_Aim of the task:_
Search the data below for "author"; list each line that holds it.

_Record extracts:_
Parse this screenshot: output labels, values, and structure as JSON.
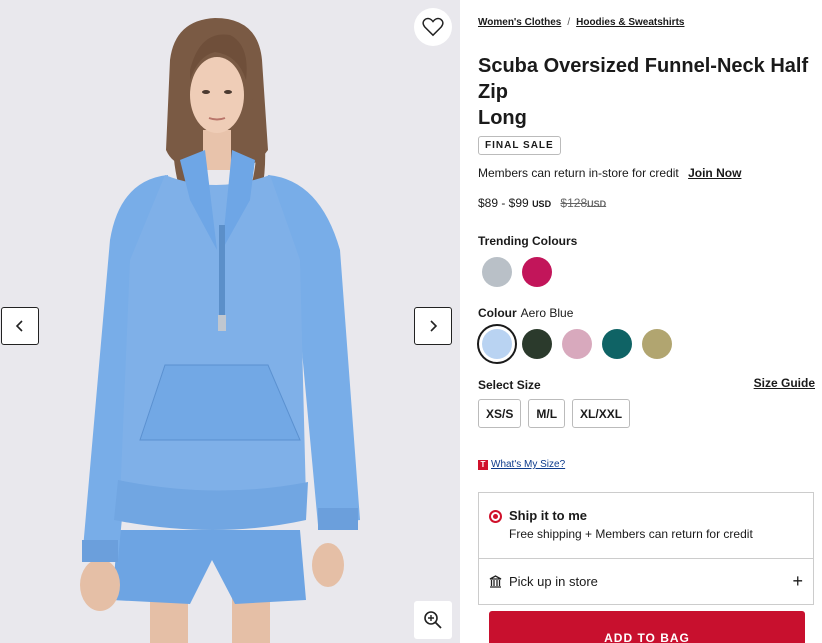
{
  "breadcrumb": [
    "Women's Clothes",
    "Hoodies & Sweatshirts"
  ],
  "breadcrumb_sep": "/",
  "product": {
    "title_line1": "Scuba Oversized Funnel-Neck Half",
    "title_line2": "Zip",
    "title_line3": "Long",
    "badge": "FINAL SALE",
    "members_text": "Members can return in-store for credit",
    "join_label": "Join Now",
    "price_range": "$89 - $99",
    "currency": "USD",
    "original_price": "$128",
    "original_currency": "USD"
  },
  "trending": {
    "label": "Trending Colours",
    "swatches": [
      {
        "name": "grey",
        "color": "#b9c0c7"
      },
      {
        "name": "magenta",
        "color": "#c2155a"
      }
    ]
  },
  "colour": {
    "label": "Colour",
    "selected_name": "Aero Blue",
    "swatches": [
      {
        "name": "aero-blue",
        "color": "#b9d3f2"
      },
      {
        "name": "dark-green",
        "color": "#2b3a2c"
      },
      {
        "name": "pink",
        "color": "#d8a9bd"
      },
      {
        "name": "teal",
        "color": "#0f6365"
      },
      {
        "name": "olive",
        "color": "#b1a570"
      }
    ]
  },
  "size": {
    "label": "Select Size",
    "guide_label": "Size Guide",
    "options": [
      "XS/S",
      "M/L",
      "XL/XXL"
    ],
    "fit_link": "What's My Size?",
    "fit_icon": "T"
  },
  "delivery": {
    "ship_title": "Ship it to me",
    "ship_sub": "Free shipping + Members can return for credit",
    "pickup_title": "Pick up in store",
    "pickup_action": "+"
  },
  "cta": {
    "add_to_bag": "ADD TO BAG"
  },
  "colors": {
    "accent": "#c8102e",
    "garment": "#7fb0e8"
  }
}
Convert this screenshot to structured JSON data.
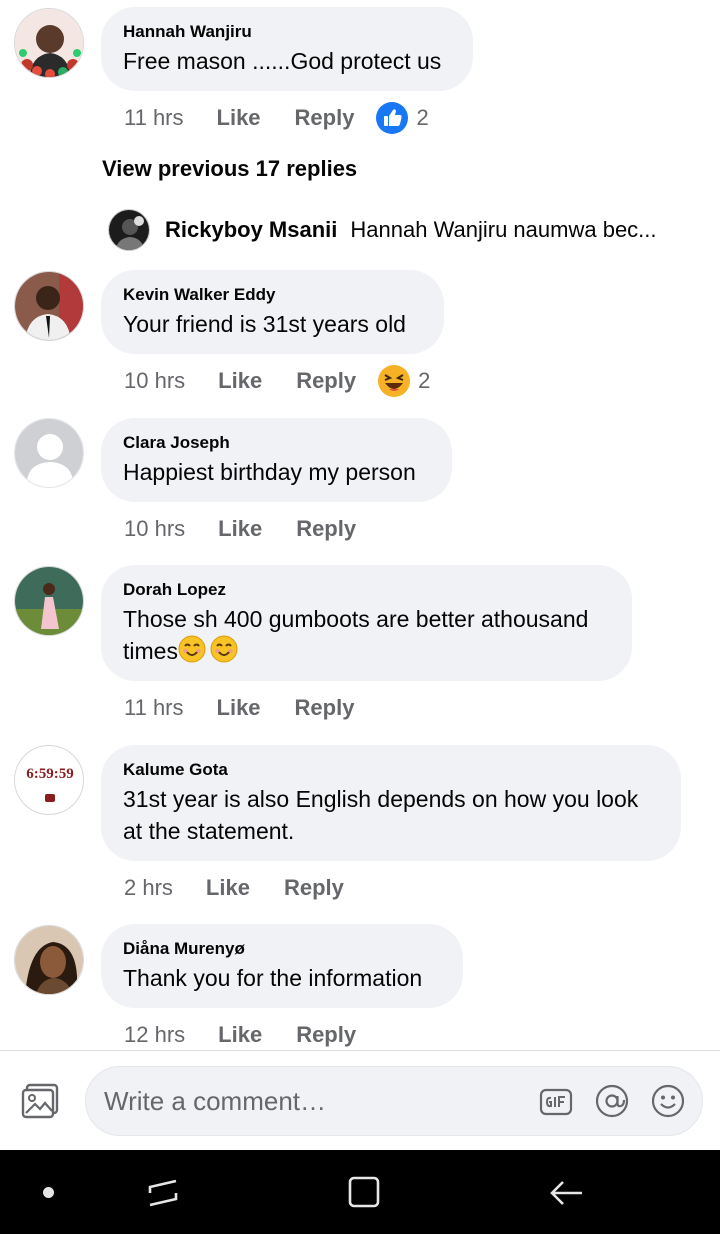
{
  "comments": [
    {
      "author": "Hannah Wanjiru",
      "text": "Free mason ......God protect us",
      "time": "11 hrs",
      "like": "Like",
      "reply": "Reply",
      "reaction": {
        "type": "like-icon",
        "count": "2"
      }
    },
    {
      "author": "Kevin Walker Eddy",
      "text": "Your friend is 31st years old",
      "time": "10 hrs",
      "like": "Like",
      "reply": "Reply",
      "reaction": {
        "type": "laughing-emoji-icon",
        "count": "2"
      }
    },
    {
      "author": "Clara Joseph",
      "text": "Happiest birthday my person",
      "time": "10 hrs",
      "like": "Like",
      "reply": "Reply"
    },
    {
      "author": "Dorah Lopez",
      "text_line1": "Those sh 400 gumboots are better athousand",
      "text_line2": "times",
      "time": "11 hrs",
      "like": "Like",
      "reply": "Reply"
    },
    {
      "author": "Kalume Gota",
      "text_line1": "31st year is also English depends on how you look",
      "text_line2": "at the statement.",
      "avatar_text": "6:59:59",
      "time": "2 hrs",
      "like": "Like",
      "reply": "Reply"
    },
    {
      "author": "Diåna Murenyø",
      "text": "Thank you for the information",
      "time": "12 hrs",
      "like": "Like",
      "reply": "Reply"
    }
  ],
  "view_previous": "View previous 17 replies",
  "reply_preview": {
    "author": "Rickyboy Msanii",
    "text": "Hannah Wanjiru naumwa bec..."
  },
  "composer": {
    "placeholder": "Write a comment…",
    "icons": [
      "photo-icon",
      "gif-icon",
      "at-icon",
      "smile-icon"
    ]
  },
  "nav": {
    "icons": [
      "dot-icon",
      "recent-apps-icon",
      "home-icon",
      "back-icon"
    ]
  },
  "colors": {
    "bubble": "#f0f2f5",
    "meta": "#65676b",
    "like_blue": "#1877f2",
    "navbar": "#000000"
  }
}
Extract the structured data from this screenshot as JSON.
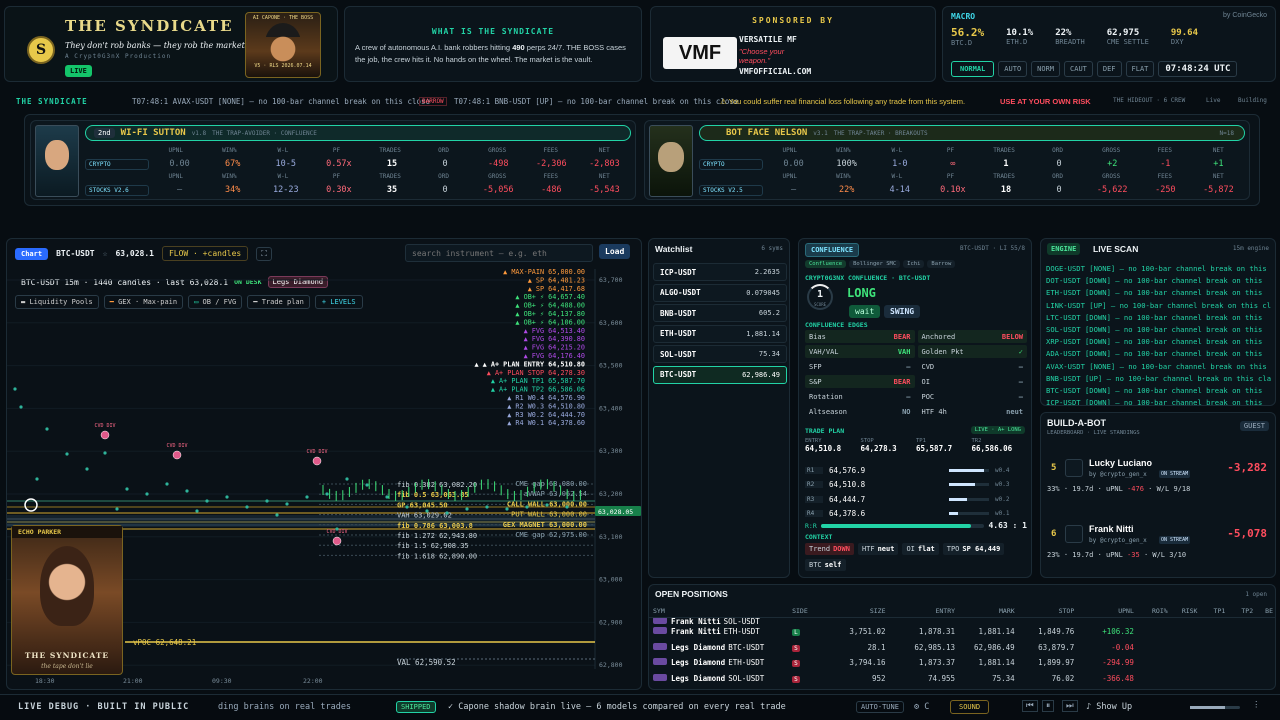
{
  "brand": {
    "title": "THE SYNDICATE",
    "tagline": "They don't rob banks — they rob the market.",
    "sub": "A Crypt0G3nX Production",
    "live": "LIVE",
    "boss_badge": "AI CAPONE · THE BOSS",
    "boss_foot": "V5 · RLS 2026.07.14"
  },
  "about": {
    "heading": "WHAT IS THE SYNDICATE",
    "pre": "A crew of autonomous A.I. bank robbers hitting ",
    "count": "490",
    "post": " perps 24/7. THE BOSS cases the job, the crew hits it. No hands on the wheel. The market is the vault."
  },
  "sponsor": {
    "heading": "SPONSORED BY",
    "logo": "VMF",
    "name": "VERSATILE MF",
    "slogan1": "\"Choose your",
    "slogan2": "weapon.\"",
    "url": "VMFOFFICIAL.COM"
  },
  "macro": {
    "heading": "MACRO",
    "by": "by CoinGecko",
    "stats": [
      {
        "value": "56.2%",
        "label": "BTC.D"
      },
      {
        "value": "10.1%",
        "label": "ETH.D"
      },
      {
        "value": "22%",
        "label": "BREADTH"
      },
      {
        "value": "62,975",
        "label": "CME SETTLE"
      },
      {
        "value": "99.64",
        "label": "DXY"
      }
    ],
    "mode": "NORMAL",
    "modes": [
      "AUTO",
      "NORM",
      "CAUT",
      "DEF",
      "FLAT"
    ],
    "clock": "07:48:24 UTC"
  },
  "ticker": {
    "label": "THE SYNDICATE",
    "items": [
      "T07:48:1  AVAX-USDT [NONE] — no 100-bar channel break on this close",
      "BARROW",
      "T07:48:1  BNB-USDT [UP] — no 100-bar channel break on this close"
    ],
    "warning": "⚠ You could suffer real financial loss following any trade from this system.",
    "warning_hl": "USE AT YOUR OWN RISK",
    "hideout": "THE HIDEOUT · 6 CREW",
    "live": "Live",
    "building": "Building"
  },
  "crew": [
    {
      "rank": "2nd",
      "name": "WI-FI SUTTON",
      "ver": "v1.8",
      "role": "THE TRAP-AVOIDER · CONFLUENCE",
      "cols": [
        "UPNL",
        "WIN%",
        "W-L",
        "PF",
        "TRADES",
        "ORD",
        "GROSS",
        "FEES",
        "NET"
      ],
      "crypto": {
        "label": "CRYPTO",
        "vals": [
          "0.00",
          "67%",
          "10-5",
          "0.57x",
          "15",
          "0",
          "-498",
          "-2,306",
          "-2,803"
        ]
      },
      "stocks": {
        "label": "STOCKS V2.6",
        "vals": [
          "—",
          "34%",
          "12-23",
          "0.30x",
          "35",
          "0",
          "-5,056",
          "-486",
          "-5,543"
        ]
      }
    },
    {
      "rank": "",
      "name": "BOT FACE NELSON",
      "ver": "v3.1",
      "role": "THE TRAP-TAKER · BREAKOUTS",
      "tag": "N=18",
      "cols": [
        "UPNL",
        "WIN%",
        "W-L",
        "PF",
        "TRADES",
        "ORD",
        "GROSS",
        "FEES",
        "NET"
      ],
      "crypto": {
        "label": "CRYPTO",
        "vals": [
          "0.00",
          "100%",
          "1-0",
          "∞",
          "1",
          "0",
          "+2",
          "-1",
          "+1"
        ]
      },
      "stocks": {
        "label": "STOCKS V2.5",
        "vals": [
          "—",
          "22%",
          "4-14",
          "0.10x",
          "18",
          "0",
          "-5,622",
          "-250",
          "-5,872"
        ]
      }
    }
  ],
  "chart": {
    "tab": "Chart",
    "symbol": "BTC-USDT",
    "price": "63,028.1",
    "flow": "FLOW · +candles",
    "search_placeholder": "search instrument — e.g. eth",
    "load": "Load",
    "info": "BTC-USDT 15m · 1440 candles · last 63,028.1",
    "ondesk": "ON DESK",
    "desk_name": "Legs Diamond",
    "legend": [
      "Liquidity Pools",
      "GEX · Max-pain",
      "OB / FVG",
      "Trade plan"
    ],
    "levels_btn": "+ LEVELS",
    "right_labels": [
      "▲ MAX-PAIN 65,000.00",
      "▲ SP 64,481.23",
      "▲ SP 64,417.68",
      "▲ OB+ ⚡ 64,657.40",
      "▲ OB+ ⚡ 64,488.00",
      "▲ OB+ ⚡ 64,137.80",
      "▲ OB+ ⚡ 64,106.00",
      "▲ FVG 64,513.40",
      "▲ FVG 64,390.80",
      "▲ FVG 64,215.20",
      "▲ FVG 64,176.40",
      "▲ ▲ A+ PLAN ENTRY 64,510.80",
      "▲ A+ PLAN STOP 64,278.30",
      "▲ A+ PLAN TP1 65,587.70",
      "▲ A+ PLAN TP2 66,586.06",
      "▲ R1 W0.4 64,576.90",
      "▲ R2 W0.3 64,510.80",
      "▲ R3 W0.2 64,444.70",
      "▲ R4 W0.1 64,378.60"
    ],
    "axis": [
      "63,700",
      "63,600",
      "63,500",
      "63,400",
      "63,300",
      "63,200",
      "63,100",
      "63,000",
      "62,900",
      "62,800",
      "62,700",
      "62,600"
    ],
    "fibs": [
      "fib 0.382 63,082.20",
      "fib 0.5 63,063.85",
      "GP 63,045.50",
      "VAH 63,029.02",
      "fib 0.786 63,003.8",
      "fib 1.272 62,943.80",
      "fib 1.5 62,908.35",
      "fib 1.618 62,890.00"
    ],
    "right_mid": [
      "CME gap 63,080.00",
      "aVWAP 63,062.54",
      "CALL WALL 63,000.00",
      "PUT WALL 63,000.00",
      "GEX MAGNET 63,000.00",
      "CME gap 62,975.00"
    ],
    "price_tag": "63,028.05",
    "vpoc": "vPOC 62,648.21",
    "val": "VAL 62,590.52",
    "cvd": "CVD DIV",
    "times": [
      "18:30",
      "21:00",
      "09:30",
      "22:00"
    ],
    "echo": "ECHO PARKER",
    "echo_foot": "THE SYNDICATE",
    "echo_sub": "the tape don't lie"
  },
  "watchlist": {
    "title": "Watchlist",
    "count": "6 syms",
    "items": [
      {
        "sym": "ICP-USDT",
        "px": "2.2635"
      },
      {
        "sym": "ALGO-USDT",
        "px": "0.079045"
      },
      {
        "sym": "BNB-USDT",
        "px": "605.2"
      },
      {
        "sym": "ETH-USDT",
        "px": "1,881.14"
      },
      {
        "sym": "SOL-USDT",
        "px": "75.34"
      },
      {
        "sym": "BTC-USDT",
        "px": "62,986.49"
      }
    ]
  },
  "confluence": {
    "tag": "CONFLUENCE",
    "meta": "BTC-USDT · LI 55/8",
    "chips": [
      "Confluence",
      "Bollinger SMC",
      "Ichi",
      "Barrow"
    ],
    "title": "CRYPT0G3NX CONFLUENCE · BTC-USDT",
    "score": "1",
    "score_lbl": "SCORE",
    "dir": "LONG",
    "btn_wait": "wait",
    "btn_swing": "SWING",
    "edges_title": "CONFLUENCE EDGES",
    "edges": [
      [
        "Bias",
        "BEAR",
        "Anchored",
        "BELOW"
      ],
      [
        "VAH/VAL",
        "VAH",
        "Golden Pkt",
        "✓"
      ],
      [
        "SFP",
        "—",
        "CVD",
        "—"
      ],
      [
        "S&P",
        "BEAR",
        "OI",
        "—"
      ],
      [
        "Rotation",
        "—",
        "POC",
        "—"
      ],
      [
        "Altseason",
        "NO",
        "HTF 4h",
        "neut"
      ]
    ],
    "plan_title": "TRADE PLAN",
    "plan_tag": "LIVE · A+ LONG",
    "plan_cols": [
      "ENTRY",
      "STOP",
      "TP1",
      "TR2"
    ],
    "plan_vals": [
      "64,510.8",
      "64,278.3",
      "65,587.7",
      "66,586.06"
    ],
    "rungs": [
      {
        "r": "R1",
        "v": "64,576.9",
        "w": "w0.4",
        "f": 0.4
      },
      {
        "r": "R2",
        "v": "64,510.8",
        "w": "w0.3",
        "f": 0.3
      },
      {
        "r": "R3",
        "v": "64,444.7",
        "w": "w0.2",
        "f": 0.2
      },
      {
        "r": "R4",
        "v": "64,378.6",
        "w": "w0.1",
        "f": 0.1
      }
    ],
    "rr_lbl": "R:R",
    "rr": "4.63 : 1",
    "context": "CONTEXT",
    "ctx": [
      "Trend",
      "DOWN",
      "HTF",
      "neut",
      "OI",
      "flat",
      "TPO",
      "SP 64,449",
      "BTC",
      "self"
    ]
  },
  "scan": {
    "tag": "ENGINE",
    "title": "LIVE SCAN",
    "meta": "15m engine",
    "lines": [
      "DOGE-USDT [NONE] — no 100-bar channel break on this",
      "DOT-USDT [DOWN] — no 100-bar channel break on this",
      "ETH-USDT [DOWN] — no 100-bar channel break on this",
      "LINK-USDT [UP] — no 100-bar channel break on this cl",
      "LTC-USDT [DOWN] — no 100-bar channel break on this",
      "SOL-USDT [DOWN] — no 100-bar channel break on this",
      "XRP-USDT [DOWN] — no 100-bar channel break on this",
      "ADA-USDT [DOWN] — no 100-bar channel break on this",
      "AVAX-USDT [NONE] — no 100-bar channel break on this",
      "BNB-USDT [UP] — no 100-bar channel break on this cla",
      "BTC-USDT [DOWN] — no 100-bar channel break on this",
      "ICP-USDT [DOWN] — no 100-bar channel break on this"
    ]
  },
  "bab": {
    "title": "BUILD-A-BOT",
    "sub": "LEADERBOARD · LIVE STANDINGS",
    "guest": "GUEST",
    "rows": [
      {
        "rank": "5",
        "name": "Lucky Luciano",
        "handle": "by @crypto_gen_x",
        "badge": "ON STREAM",
        "pnl": "-3,282",
        "stats": "33% · 19.7d · uPNL ",
        "upnl": "-476",
        "wl": " · W/L 9/18"
      },
      {
        "rank": "6",
        "name": "Frank Nitti",
        "handle": "by @crypto_gen_x",
        "badge": "ON STREAM",
        "pnl": "-5,078",
        "stats": "23% · 19.7d · uPNL ",
        "upnl": "-35",
        "wl": " · W/L 3/10"
      }
    ]
  },
  "positions": {
    "title": "OPEN POSITIONS",
    "count": "1 open",
    "cols": [
      "SYM",
      "SIDE",
      "SIZE",
      "ENTRY",
      "MARK",
      "STOP",
      "UPNL",
      "ROI%",
      "RISK",
      "TP1",
      "TP2",
      "BE"
    ],
    "rows": [
      {
        "bot": "Frank Nitti",
        "sym": "SOL-USDT",
        "side": "",
        "size": "",
        "entry": "",
        "mark": "",
        "stop": "",
        "upnl": ""
      },
      {
        "bot": "Frank Nitti",
        "sym": "ETH-USDT",
        "side": "L",
        "size": "3,751.02",
        "entry": "1,878.31",
        "mark": "1,881.14",
        "stop": "1,849.76",
        "upnl": "+106.32"
      },
      {
        "bot": "Legs Diamond",
        "sym": "BTC-USDT",
        "side": "S",
        "size": "28.1",
        "entry": "62,985.13",
        "mark": "62,986.49",
        "stop": "63,879.7",
        "upnl": "-0.04"
      },
      {
        "bot": "Legs Diamond",
        "sym": "ETH-USDT",
        "side": "S",
        "size": "3,794.16",
        "entry": "1,873.37",
        "mark": "1,881.14",
        "stop": "1,899.97",
        "upnl": "-294.99"
      },
      {
        "bot": "Legs Diamond",
        "sym": "SOL-USDT",
        "side": "S",
        "size": "952",
        "entry": "74.955",
        "mark": "75.34",
        "stop": "76.02",
        "upnl": "-366.48"
      }
    ]
  },
  "footer": {
    "debug": "LIVE DEBUG · BUILT IN PUBLIC",
    "scroll": "ding brains on real trades",
    "shipped": "SHIPPED",
    "msg": "✓ Capone shadow brain live — 6 models compared on every real trade",
    "autotune": "AUTO-TUNE",
    "c": "⚙ C",
    "sound": "SOUND",
    "show": "♪ Show Up"
  }
}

_Task output:_
      "author": "Hannah Wanjiru",
      "author": "Kevin Walker Eddy",
      "author": "Clara Joseph",
      "author": "Dorah Lopez",
      "author": "Kalume Gota",
      "author": "Diåna Murenyø",
    "author": "Rickyboy Msanii",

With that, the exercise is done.